da Alfredo e Ada,
Rome, Italy, tasted on March 18, 2004 — We'd landed just a few hours
earlier and needed to go somewhere for dinner in Rome. With ten short
days in Italy I'm not one to leave anything to chance. (OK, even
when we spent a month in London I planned all our meals ahead.) I'd
heard through folks that there was this tiny little unmarked
restaurant run by a pair of grandmother's. I heard the kitchen was
tiny, cooking was done on hot plates, and they stopped accepting
customers when the fantastic home cooked food ran out for the night.
This was the place for me.
Alfredo e Ada was a significant challenge in itself. And
surprisingly, it wasn't because I'd never been to Rome, or the taxi
drivers drove like maniacs down the narrow streets. It was because
no sign in front of the restaurant. The light was warm as we
entered and after we confirmed that we were in the right place (in

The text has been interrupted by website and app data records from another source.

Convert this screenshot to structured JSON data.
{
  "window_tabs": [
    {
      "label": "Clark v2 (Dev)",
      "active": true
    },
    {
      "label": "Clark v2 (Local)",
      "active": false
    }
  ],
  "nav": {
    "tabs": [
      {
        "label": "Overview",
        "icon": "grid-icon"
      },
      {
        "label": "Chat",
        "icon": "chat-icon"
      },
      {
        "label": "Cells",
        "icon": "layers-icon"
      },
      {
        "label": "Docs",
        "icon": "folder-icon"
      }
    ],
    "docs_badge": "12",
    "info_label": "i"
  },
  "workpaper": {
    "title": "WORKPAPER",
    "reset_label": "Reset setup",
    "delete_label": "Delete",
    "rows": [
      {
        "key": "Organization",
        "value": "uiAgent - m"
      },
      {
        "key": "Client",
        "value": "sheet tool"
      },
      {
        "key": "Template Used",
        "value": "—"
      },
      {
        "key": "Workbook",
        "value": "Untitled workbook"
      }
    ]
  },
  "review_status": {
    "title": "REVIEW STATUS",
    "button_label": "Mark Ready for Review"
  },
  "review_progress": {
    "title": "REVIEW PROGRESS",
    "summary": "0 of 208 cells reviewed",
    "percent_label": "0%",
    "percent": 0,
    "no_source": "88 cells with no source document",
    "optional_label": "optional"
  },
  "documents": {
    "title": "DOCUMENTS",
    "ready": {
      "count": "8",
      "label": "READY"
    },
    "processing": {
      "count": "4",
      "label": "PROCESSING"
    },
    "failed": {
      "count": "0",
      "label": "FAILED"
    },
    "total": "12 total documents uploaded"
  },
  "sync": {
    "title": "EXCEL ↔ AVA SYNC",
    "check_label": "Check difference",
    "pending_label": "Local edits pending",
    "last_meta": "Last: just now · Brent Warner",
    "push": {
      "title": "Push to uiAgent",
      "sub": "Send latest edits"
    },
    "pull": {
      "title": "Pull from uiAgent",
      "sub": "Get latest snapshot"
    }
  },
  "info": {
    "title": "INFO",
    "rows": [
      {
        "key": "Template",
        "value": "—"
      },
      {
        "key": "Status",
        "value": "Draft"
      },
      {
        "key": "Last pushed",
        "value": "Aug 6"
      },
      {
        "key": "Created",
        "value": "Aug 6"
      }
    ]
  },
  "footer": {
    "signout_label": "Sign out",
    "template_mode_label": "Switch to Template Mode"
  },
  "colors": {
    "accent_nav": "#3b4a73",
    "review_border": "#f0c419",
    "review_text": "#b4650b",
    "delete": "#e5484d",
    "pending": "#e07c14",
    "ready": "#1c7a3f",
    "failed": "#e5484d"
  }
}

our broken Italian) we were immediately seated at a long table.
Within seconds a cask of the house-made wine showed up. I'm not
entirely sure how to describe this wine. It was like someone made
wine from concentrate. I almost imagined that after I took a swig
might burst through the far wall. The wine was a weak white wine,
that tasted slightly diluted, but was served cold, was slightly
acidic, and actually ended up being a good balance with the food we
Speaking of the food, it started coming. Big plates
with heaping portions of pasta and meat. There were no menus so we
waited for the night's dishes. First was
Macaroni con Itsubo Involtini. (I apologize if I spelled it
wrong. In my eating frenzy, sauce and cheese flew in all directions
including the spot I wrote down the name of this dish.) Basically it
was big rigatoni in a super light tangy sauce. It was super cheesy
and studded with big chunks of a fatty (in a good way) meat.
While we were eating
Ada darted around the restaurant moving from the kitchen to
various tables making sure everything was running smoothly. As best
I could tell the
Alfredo in "Alfredo e Ada" had passed away. But Ada didn't miss
a beat. She had help from two other women,
one who also looked like somebody's grandmother, and a younger
woman running food out to customers. As we were waiting for the next
course, Ada caught our eye from across the restaurant and waved to
DebDu to come to the
kitchen. Debdu made her way over and
returned with her plate of food. One by one we all went to the
came back with our dishes and big smiles on our faces.
Half of us got
Veal with Pork Sausage, Kale, and Peas. The other half got
Beef Brisket Roulade with Red Beans and Red Sauce. Given how
rustic the dishes were they were surprisingly light in touch when it
came to flavor. This is not to say they didn't have flavor. They had
plenty. It's just that the flavors were surprisingly lithe in the
dishes, dancing around each other distinctly. The veal was (as they
say) like butter and almost sweet. The sausage had a slight and
enjoyable spiciness on the finish. The red sauce on the beef was the
same as we had on the pasta and we were happy to see a repeat
performance. The dish had interesting islands in its own complex
While the pseudo-professional responsibility that
comes with this food blog was certainly a factor, I was really just
dying to really check out where all this great food was coming from.
Sure enough, the
kitchen was tiny. And yes, there were
hotplates in the corner. Tell that to people who need Viking and
Wolf ranges in their houses. The night's
food sat in the kitchen waiting to be served. And there wasn't
much left. We were lucky we got there when we did. Three women made,
served, and cleaned up 30 dinners. Wow.
Finally, Ada delivered some
sugar ring cookies to the table. She demonstrated that we were
dip the cookies in our wine. The combined flavor was sugary,
crispy, light, and yummy. DebDu said it was like dunking graham
crackers in apple juice. Ada came and
wrote the bill on the "tablecloth" along with what appeared to
her trademark caricature of herself.
Is it too much to ask that grandmothers' across the
United States open up small, unmarked restaurants where they serve
their wonderful homecooking honed over decades of making people
happy to happy customers? American diners are way too concerned with
the "scene" and mojitos.
It was our first meal in Italy and I was happy.